Does anyone remember when Fan and Fred were still thought to be “prudent” lenders? Relative to the CFCs and WMs of the world they may always have been, but they still have far more risk in their portfolios than they should given the taxpayer guarantee backstopping their balance sheets.
If Ben Bernanke keeps his present course, former Fed Chairman Paul Volcker warns we could repeat the 70s. “Core” inflation is still within the Fed’s “comfort zone,” but at a certain point, rising food and energy costs may pull other prices along with them. That’s the opposite of what the Fed is assuming will happen. The Fed appears to believe that food and energy costs will come back down as the economy slows.
Using a phrase like “too expensive” would seem to be subjective.
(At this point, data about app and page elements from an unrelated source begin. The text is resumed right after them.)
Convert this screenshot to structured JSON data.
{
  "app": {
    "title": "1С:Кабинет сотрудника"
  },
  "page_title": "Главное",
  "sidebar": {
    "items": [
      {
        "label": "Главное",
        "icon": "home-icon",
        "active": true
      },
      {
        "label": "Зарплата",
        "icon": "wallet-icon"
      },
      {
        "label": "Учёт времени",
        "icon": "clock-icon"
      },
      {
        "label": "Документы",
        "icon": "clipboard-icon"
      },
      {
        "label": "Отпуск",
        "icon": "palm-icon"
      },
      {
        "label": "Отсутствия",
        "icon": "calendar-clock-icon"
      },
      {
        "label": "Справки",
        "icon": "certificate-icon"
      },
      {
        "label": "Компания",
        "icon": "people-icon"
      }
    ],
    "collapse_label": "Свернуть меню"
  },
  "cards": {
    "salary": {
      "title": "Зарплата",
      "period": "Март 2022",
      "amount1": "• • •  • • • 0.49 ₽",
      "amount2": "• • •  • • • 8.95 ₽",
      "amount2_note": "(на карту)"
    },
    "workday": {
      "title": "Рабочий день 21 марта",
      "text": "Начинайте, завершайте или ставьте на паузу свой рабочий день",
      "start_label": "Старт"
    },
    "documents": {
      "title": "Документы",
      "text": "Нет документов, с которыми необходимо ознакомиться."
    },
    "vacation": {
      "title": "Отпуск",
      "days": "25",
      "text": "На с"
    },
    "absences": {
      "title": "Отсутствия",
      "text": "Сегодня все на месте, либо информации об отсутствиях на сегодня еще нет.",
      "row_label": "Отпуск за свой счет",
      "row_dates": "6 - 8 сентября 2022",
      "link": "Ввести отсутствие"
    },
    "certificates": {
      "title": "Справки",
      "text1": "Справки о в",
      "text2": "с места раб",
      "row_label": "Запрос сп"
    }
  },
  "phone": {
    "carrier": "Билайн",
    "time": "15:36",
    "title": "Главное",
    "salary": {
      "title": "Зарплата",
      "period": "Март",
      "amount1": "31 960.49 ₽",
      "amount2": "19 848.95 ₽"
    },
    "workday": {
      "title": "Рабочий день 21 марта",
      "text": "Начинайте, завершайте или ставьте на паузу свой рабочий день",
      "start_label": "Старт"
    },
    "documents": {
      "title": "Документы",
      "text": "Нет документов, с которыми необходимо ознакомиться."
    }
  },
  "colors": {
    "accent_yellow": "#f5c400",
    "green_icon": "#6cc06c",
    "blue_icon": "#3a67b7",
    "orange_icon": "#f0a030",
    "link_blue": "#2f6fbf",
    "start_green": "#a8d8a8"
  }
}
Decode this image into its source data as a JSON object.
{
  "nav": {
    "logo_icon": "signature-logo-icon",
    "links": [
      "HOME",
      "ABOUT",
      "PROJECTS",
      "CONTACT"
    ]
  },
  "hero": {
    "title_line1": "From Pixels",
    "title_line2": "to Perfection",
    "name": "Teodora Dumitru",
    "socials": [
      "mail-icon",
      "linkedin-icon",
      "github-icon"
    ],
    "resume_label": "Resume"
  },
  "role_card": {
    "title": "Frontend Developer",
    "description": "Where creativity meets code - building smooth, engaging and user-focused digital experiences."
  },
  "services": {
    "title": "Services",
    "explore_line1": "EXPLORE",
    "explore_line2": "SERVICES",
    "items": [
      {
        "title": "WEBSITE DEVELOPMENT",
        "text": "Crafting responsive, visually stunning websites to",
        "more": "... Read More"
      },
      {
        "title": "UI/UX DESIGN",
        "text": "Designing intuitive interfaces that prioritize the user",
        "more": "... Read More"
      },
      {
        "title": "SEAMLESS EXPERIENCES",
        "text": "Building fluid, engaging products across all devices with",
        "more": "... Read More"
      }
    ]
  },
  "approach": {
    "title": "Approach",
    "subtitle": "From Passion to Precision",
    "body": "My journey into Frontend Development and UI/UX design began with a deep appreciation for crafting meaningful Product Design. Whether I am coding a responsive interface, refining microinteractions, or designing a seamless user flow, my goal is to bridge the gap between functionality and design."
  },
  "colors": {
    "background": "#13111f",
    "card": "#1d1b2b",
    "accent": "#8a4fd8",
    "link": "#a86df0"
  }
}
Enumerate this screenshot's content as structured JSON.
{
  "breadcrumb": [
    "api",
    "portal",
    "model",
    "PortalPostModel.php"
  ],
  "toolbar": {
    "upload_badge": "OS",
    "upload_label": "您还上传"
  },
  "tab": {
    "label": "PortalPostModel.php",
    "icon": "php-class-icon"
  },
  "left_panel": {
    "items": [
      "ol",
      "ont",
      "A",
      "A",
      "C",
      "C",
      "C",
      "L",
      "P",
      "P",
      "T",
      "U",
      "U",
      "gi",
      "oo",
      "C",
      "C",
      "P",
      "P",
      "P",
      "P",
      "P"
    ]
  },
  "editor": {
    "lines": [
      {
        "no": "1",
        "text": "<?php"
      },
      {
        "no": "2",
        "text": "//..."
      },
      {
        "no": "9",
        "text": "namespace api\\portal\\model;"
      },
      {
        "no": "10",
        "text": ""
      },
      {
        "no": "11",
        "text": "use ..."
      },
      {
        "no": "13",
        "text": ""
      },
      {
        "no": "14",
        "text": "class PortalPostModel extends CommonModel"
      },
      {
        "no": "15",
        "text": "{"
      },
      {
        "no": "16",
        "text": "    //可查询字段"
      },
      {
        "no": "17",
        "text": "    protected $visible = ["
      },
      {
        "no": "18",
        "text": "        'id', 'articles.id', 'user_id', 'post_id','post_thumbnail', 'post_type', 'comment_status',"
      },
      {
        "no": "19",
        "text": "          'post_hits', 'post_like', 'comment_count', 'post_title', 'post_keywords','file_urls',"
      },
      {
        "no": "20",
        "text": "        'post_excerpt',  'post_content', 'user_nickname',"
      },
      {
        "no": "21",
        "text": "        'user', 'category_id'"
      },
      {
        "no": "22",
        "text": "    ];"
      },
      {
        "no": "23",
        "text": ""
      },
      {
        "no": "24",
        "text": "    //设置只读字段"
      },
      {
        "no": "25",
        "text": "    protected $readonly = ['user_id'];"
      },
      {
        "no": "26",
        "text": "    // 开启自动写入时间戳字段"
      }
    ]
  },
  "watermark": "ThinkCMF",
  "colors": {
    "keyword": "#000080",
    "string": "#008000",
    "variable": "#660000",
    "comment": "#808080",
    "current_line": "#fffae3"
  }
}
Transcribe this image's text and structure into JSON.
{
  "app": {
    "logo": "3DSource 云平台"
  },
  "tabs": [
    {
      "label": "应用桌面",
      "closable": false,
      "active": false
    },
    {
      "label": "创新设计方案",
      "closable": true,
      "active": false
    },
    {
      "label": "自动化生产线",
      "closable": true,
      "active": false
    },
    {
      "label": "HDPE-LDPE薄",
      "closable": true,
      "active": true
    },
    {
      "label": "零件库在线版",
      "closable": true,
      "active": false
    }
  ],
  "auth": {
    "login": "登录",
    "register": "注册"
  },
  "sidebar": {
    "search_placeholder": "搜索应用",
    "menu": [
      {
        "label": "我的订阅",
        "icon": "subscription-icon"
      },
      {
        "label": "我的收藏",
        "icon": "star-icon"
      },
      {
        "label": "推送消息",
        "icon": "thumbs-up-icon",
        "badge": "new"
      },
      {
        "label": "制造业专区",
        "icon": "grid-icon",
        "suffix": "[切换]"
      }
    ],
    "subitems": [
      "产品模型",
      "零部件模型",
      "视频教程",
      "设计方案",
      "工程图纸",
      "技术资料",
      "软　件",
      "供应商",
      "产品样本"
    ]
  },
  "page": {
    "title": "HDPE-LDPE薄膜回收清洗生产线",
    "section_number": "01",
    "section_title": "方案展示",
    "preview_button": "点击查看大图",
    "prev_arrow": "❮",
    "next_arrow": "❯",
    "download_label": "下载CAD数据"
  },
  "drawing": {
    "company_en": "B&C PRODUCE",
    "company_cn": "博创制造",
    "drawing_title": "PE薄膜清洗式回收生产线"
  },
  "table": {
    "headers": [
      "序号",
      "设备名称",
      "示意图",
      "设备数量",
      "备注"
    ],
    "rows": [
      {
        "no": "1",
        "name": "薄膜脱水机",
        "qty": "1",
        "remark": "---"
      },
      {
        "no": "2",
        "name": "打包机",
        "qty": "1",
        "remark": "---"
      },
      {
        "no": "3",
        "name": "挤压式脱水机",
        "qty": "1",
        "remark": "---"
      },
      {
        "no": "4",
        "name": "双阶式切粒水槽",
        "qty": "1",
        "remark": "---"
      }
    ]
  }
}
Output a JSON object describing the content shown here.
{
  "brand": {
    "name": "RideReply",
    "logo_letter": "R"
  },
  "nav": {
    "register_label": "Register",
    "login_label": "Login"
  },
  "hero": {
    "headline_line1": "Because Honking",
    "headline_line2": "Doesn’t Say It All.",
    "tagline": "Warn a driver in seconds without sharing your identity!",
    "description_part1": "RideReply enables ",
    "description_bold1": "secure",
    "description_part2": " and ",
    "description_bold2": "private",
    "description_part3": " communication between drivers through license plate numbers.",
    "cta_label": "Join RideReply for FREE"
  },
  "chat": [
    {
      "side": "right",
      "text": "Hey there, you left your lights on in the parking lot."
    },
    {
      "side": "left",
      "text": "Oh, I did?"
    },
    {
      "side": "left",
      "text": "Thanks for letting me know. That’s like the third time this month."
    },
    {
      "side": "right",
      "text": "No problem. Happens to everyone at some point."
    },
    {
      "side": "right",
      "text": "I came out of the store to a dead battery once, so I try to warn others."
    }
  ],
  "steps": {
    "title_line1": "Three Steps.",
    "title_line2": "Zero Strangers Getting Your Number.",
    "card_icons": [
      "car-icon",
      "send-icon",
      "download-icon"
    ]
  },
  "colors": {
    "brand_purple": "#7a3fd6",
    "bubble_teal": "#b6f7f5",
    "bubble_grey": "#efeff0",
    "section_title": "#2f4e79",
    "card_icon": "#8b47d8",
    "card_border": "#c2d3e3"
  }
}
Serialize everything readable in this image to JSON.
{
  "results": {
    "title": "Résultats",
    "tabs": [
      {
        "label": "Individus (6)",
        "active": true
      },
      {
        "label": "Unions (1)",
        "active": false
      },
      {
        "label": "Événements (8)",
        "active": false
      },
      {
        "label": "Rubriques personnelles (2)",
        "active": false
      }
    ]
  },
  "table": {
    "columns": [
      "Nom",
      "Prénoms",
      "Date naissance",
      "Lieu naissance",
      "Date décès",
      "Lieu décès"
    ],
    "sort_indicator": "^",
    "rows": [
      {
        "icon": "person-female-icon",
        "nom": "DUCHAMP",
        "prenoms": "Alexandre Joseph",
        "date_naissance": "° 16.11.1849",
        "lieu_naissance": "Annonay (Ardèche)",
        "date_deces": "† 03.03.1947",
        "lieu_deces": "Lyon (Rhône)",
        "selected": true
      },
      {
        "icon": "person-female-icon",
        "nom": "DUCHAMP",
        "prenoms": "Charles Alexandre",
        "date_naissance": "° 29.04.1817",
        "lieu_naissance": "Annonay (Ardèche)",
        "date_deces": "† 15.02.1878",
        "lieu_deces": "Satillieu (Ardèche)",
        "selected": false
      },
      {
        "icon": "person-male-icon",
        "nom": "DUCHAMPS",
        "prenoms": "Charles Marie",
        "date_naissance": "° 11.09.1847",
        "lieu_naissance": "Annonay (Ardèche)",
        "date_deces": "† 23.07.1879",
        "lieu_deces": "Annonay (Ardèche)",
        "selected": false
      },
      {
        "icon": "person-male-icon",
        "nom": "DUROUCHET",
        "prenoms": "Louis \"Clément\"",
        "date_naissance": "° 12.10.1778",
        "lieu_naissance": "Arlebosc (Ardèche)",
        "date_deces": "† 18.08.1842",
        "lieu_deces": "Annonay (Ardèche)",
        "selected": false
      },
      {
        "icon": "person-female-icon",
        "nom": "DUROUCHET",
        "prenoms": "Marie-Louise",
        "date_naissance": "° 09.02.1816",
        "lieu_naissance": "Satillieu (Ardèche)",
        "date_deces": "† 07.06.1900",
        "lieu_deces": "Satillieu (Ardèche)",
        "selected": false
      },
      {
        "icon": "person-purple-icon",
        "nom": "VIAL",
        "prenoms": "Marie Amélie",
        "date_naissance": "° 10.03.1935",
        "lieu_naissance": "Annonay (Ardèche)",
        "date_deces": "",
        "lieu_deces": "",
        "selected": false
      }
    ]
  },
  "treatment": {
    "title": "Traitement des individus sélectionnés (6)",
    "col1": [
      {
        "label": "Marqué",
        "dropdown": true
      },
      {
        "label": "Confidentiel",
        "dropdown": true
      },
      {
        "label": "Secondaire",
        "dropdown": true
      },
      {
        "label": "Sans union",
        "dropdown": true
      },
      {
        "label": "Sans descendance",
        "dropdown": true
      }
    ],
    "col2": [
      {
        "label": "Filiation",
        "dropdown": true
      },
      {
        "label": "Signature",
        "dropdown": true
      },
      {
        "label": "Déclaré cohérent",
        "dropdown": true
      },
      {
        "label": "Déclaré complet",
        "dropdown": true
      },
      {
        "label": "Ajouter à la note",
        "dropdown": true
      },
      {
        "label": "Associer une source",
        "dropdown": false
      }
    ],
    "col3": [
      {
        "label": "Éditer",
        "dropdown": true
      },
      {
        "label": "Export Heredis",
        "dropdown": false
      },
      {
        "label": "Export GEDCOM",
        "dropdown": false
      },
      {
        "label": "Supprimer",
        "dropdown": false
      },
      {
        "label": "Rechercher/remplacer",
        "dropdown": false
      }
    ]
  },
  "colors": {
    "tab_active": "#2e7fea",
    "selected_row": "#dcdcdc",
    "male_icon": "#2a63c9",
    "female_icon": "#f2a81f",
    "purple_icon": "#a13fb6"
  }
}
But compare median house prices with median income (via Patrick). If people’s incomes aren’t climbing, how can they afford so much more house? (Click on the image to see a larger version of the chart….and the back button to return to the post)
A few interesting items to pass along today.
The first is an interesting interview with an anonymous hedge fund manager (via JL). It’s a longish interview, but a good insider’s view on everything from the credit crunch to the downfall of Bear Stearns to the hedge fund business itself. A highlight:
Arthur Kimball-Stanley published a fascinating op-ed on Credit Default Swaps in the Providence Journal on Monday. I spoke with the author and he gave me permission to republish his piece in its entirety. A 30-page version of this argument was accepted for publication in a law journal to be published this fall. The author gave me a recent draft, though the article below offers the essential elements of the argument. Hopefully it gets traction……